The bills have been introduced at a time when the nation is witnessing a strange reaction by U.S. Attorneys to the development of state-regulated systems of medical marijuana distribution.
In October 2009, the Department of Justice issued a memo to federal prosecutors, instructing them to de-prioritize the prosecution of individuals acting in compliance with state medical marijuana laws. This has given states like New Mexico, Colorado and Maine the ability to establish tightly regulated systems.
​Yet, some U.S. Attorneys, faced with the prospect of sensible regulations being established in other states, have issued misleading and threatening letters to sidetrack legislative and administrative progress.

Photo: Drug Policy Alliance
Tamar Todd, DPA: “It is beyond question that states want to and have the right to legalize medical marijuana under state law”

​”The Department of Justice’s new policy is forcing the public and patients to deal with a chaotic, unregulated medical marijuana market,” said Tamar Todd, staff attorney for the Drug Policy Alliance. “It is beyond question that states want to and have the right to legalize medical marijuana under state law.”
“The question now is whether states should be able to implement medical marijuana programs consistent with the needs of patients and of public safety and health,” Todd said. “The legislation introduced today would allow states to implement reasonable, responsible regulations.”
“There are hundreds of thousands of medical marijuana patients in this country who benefit when they are able to purchase their medicine from safe, reliable and regulated establishments,” said Steve Fox, NCIA’s director of public affairs. “It is time for the federal government to acknowledge that these businesses are providing a service to their communities, not causing them harm.”

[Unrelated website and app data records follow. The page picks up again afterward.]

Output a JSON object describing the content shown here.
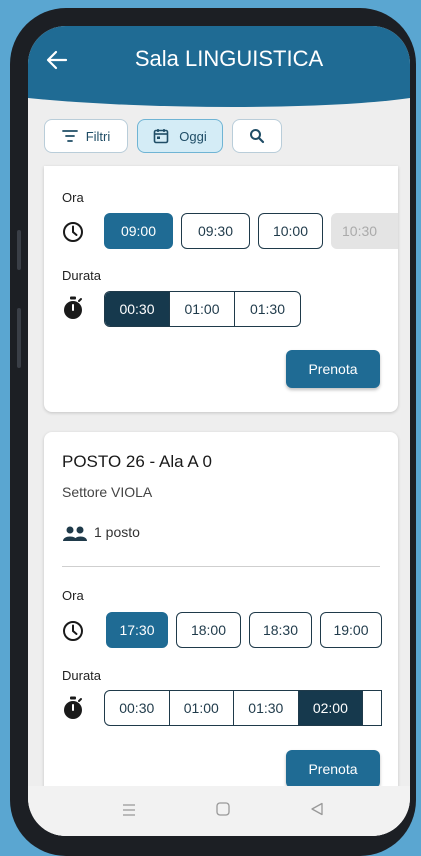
{
  "header": {
    "title": "Sala LINGUISTICA"
  },
  "toolbar": {
    "filters_label": "Filtri",
    "today_label": "Oggi"
  },
  "card1": {
    "time_label": "Ora",
    "times": [
      "09:00",
      "09:30",
      "10:00",
      "10:30"
    ],
    "duration_label": "Durata",
    "durations": [
      "00:30",
      "01:00",
      "01:30"
    ],
    "book_label": "Prenota"
  },
  "card2": {
    "title": "POSTO 26 - Ala A 0",
    "sector": "Settore VIOLA",
    "seats": "1 posto",
    "time_label": "Ora",
    "times": [
      "17:30",
      "18:00",
      "18:30",
      "19:00"
    ],
    "duration_label": "Durata",
    "durations": [
      "00:30",
      "01:00",
      "01:30",
      "02:00"
    ],
    "book_label": "Prenota"
  },
  "colors": {
    "primary": "#1f6b94",
    "dark": "#16394d",
    "background": "#5aa6d1"
  }
}
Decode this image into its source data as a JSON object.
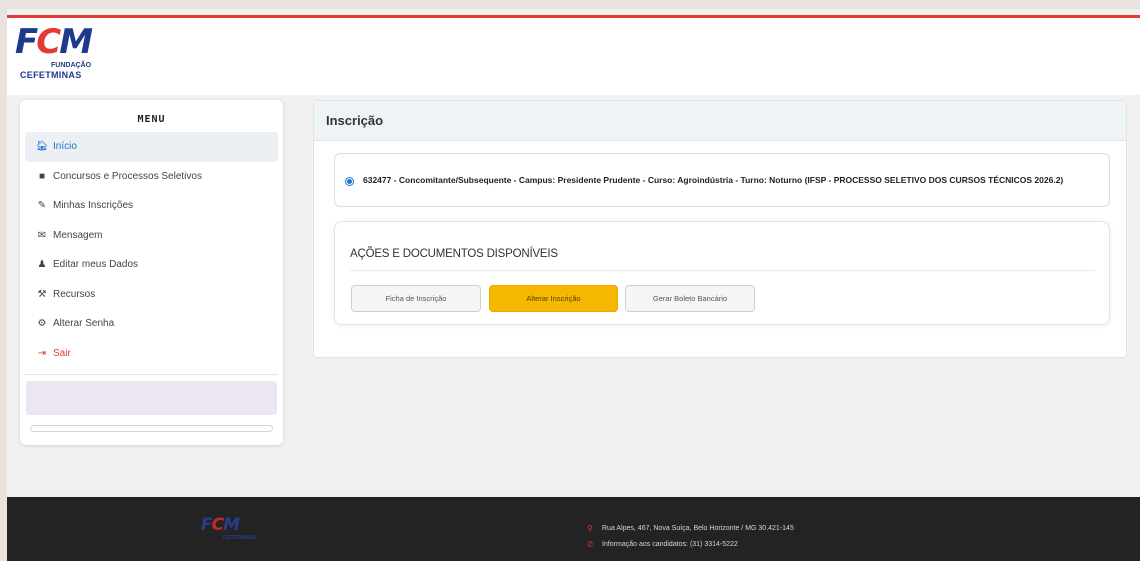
{
  "brand": {
    "logo_text": "FCM",
    "logo_sub1": "FUNDAÇÃO",
    "logo_sub2": "CEFETMINAS",
    "accent_red": "#e53935",
    "accent_blue": "#1976d2"
  },
  "sidebar": {
    "title": "MENU",
    "items": [
      {
        "label": "Início",
        "icon": "home-icon",
        "glyph": "🏠︎",
        "active": true
      },
      {
        "label": "Concursos e Processos Seletivos",
        "icon": "folder-icon",
        "glyph": "■"
      },
      {
        "label": "Minhas Inscrições",
        "icon": "edit-icon",
        "glyph": "✎"
      },
      {
        "label": "Mensagem",
        "icon": "envelope-icon",
        "glyph": "✉"
      },
      {
        "label": "Editar meus Dados",
        "icon": "user-icon",
        "glyph": "♟"
      },
      {
        "label": "Recursos",
        "icon": "gavel-icon",
        "glyph": "⚒"
      },
      {
        "label": "Alterar Senha",
        "icon": "gear-icon",
        "glyph": "⚙"
      },
      {
        "label": "Sair",
        "icon": "logout-icon",
        "glyph": "⇥"
      }
    ]
  },
  "main": {
    "title": "Inscrição",
    "inscription_text": "632477 - Concomitante/Subsequente - Campus: Presidente Prudente - Curso: Agroindústria - Turno: Noturno (IFSP - PROCESSO SELETIVO DOS CURSOS TÉCNICOS 2026.2)",
    "actions_title": "AÇÕES E DOCUMENTOS DISPONÍVEIS",
    "buttons": {
      "ficha": "Ficha de Inscrição",
      "alterar": "Alterar Inscrição",
      "boleto": "Gerar Boleto Bancário"
    }
  },
  "footer": {
    "logo_text": "FCM",
    "address": "Rua Alpes, 467, Nova Suíça, Belo Horizonte / MG 30.421-145",
    "phone": "Informação aos candidatos: (31) 3314-5222",
    "address_icon": "map-pin-icon",
    "phone_icon": "phone-icon"
  }
}
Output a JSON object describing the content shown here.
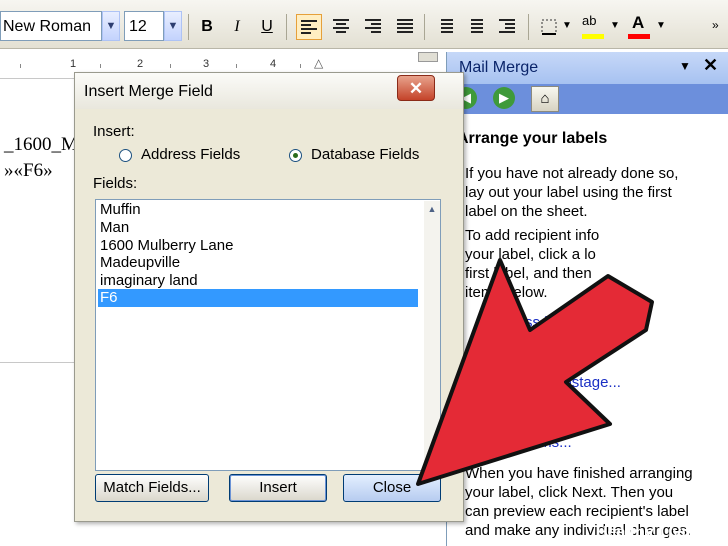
{
  "toolbar": {
    "font_name": "New Roman",
    "font_size": "12",
    "bold": "B",
    "italic": "I",
    "underline": "U",
    "highlight_glyph": "ab",
    "font_color_glyph": "A",
    "colors": {
      "highlight": "#ffff00",
      "font_color": "#ff0000"
    }
  },
  "ruler": {
    "numbers": [
      "1",
      "2",
      "3",
      "4"
    ]
  },
  "document": {
    "line1": "_1600_M",
    "line2": "»«F6»"
  },
  "task_pane": {
    "title": "Mail Merge",
    "dropdown_glyph": "▼",
    "close_glyph": "✕",
    "heading": "Arrange your labels",
    "paragraph1": [
      "If you have not already done so,",
      "lay out your label using the first",
      "label on the sheet."
    ],
    "paragraph2": [
      "To add recipient info",
      "your label, click a lo",
      "first label, and then",
      "items below."
    ],
    "links": [
      "Address block...",
      "Greeting line...",
      "Electronic postage...",
      "More items..."
    ],
    "paragraph3": [
      "When you have finished arranging",
      "your label, click Next. Then you",
      "can preview each recipient's label",
      "and make any individual changes."
    ]
  },
  "dialog": {
    "title": "Insert Merge Field",
    "close_glyph": "✕",
    "insert_label": "Insert:",
    "radio_address": "Address Fields",
    "radio_database": "Database Fields",
    "fields_label": "Fields:",
    "fields": [
      "Muffin",
      "Man",
      "1600 Mulberry Lane",
      "Madeupville",
      "imaginary land",
      "F6"
    ],
    "selected_field": "F6",
    "selected_radio": "Database Fields",
    "buttons": {
      "match_fields": "Match Fields...",
      "insert": "Insert",
      "close": "Close"
    }
  },
  "overlay": {
    "arrow_color": "#e42a36",
    "watermark": "Healthy Living"
  }
}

Photo: NCIA
Steve Fox, NCIA: “It is time for the federal government to acknowledge that these businesses are providing a service to their communities, not causing them harm”

​”Without these regulated, tax-paying businesses, all medical marijuana sales would occur underground,” Fox said. “The profits would bolster the criminal market and local, state and federal governments would receive no tax revenue. These medical marijuana providers are not looking for special treatment. They just want to be able to function in a manner similar to any other legal business. That is what these tax and banking bills would allow.”
​”We are pleased that this bipartisan group of legislators has come together on behalf of patients and their providers at this important time,” said Rob Kampia, executive director of the Marijuana Policy Project. “There is clear evidence that statewide systems of medical marijuana regulations can be extremely effective in controlling the distribution of the medicine and serving the needs of patients.”
“The U.S. Attorneys should heed the advice of Rep. Frank implicit in the introduction of this bill,” Kampia said. “That is, it is time for the federal government to get out of the way and let states enact and carry out the policies they believe will be best for the patients and citizens of their states.”

Photo: NORML Stash
Rob Kampia, MPP: “It is time for the federal government to get out of the way”

​”That includes allowing those involved in distributing marijuana to patients within the confines of state law to operate like any other legitimate business,” Kampia said.
According to Bill Piper, director of national affairs for the Drug Policy Alliance, the legislation sends a clear signal to U.S. Attorneys, the Department of Justice, and the DEA to stop trying to undermine state laws designed to provide cancer and AIDS patient
s and others who use medical marijuana with safe and legal access to their medicine.
“The Justice Department thinks it can bully not just state elected officials but also patients and those who provide for them,” Piper said. “Members of Congress need to stand up for patients and the will of the American people and push back against this federal overreach.”
Currently, 16 states and the District of Columbia allow the use of medical marijuana, and many more states and considering legislation to permit similar programs.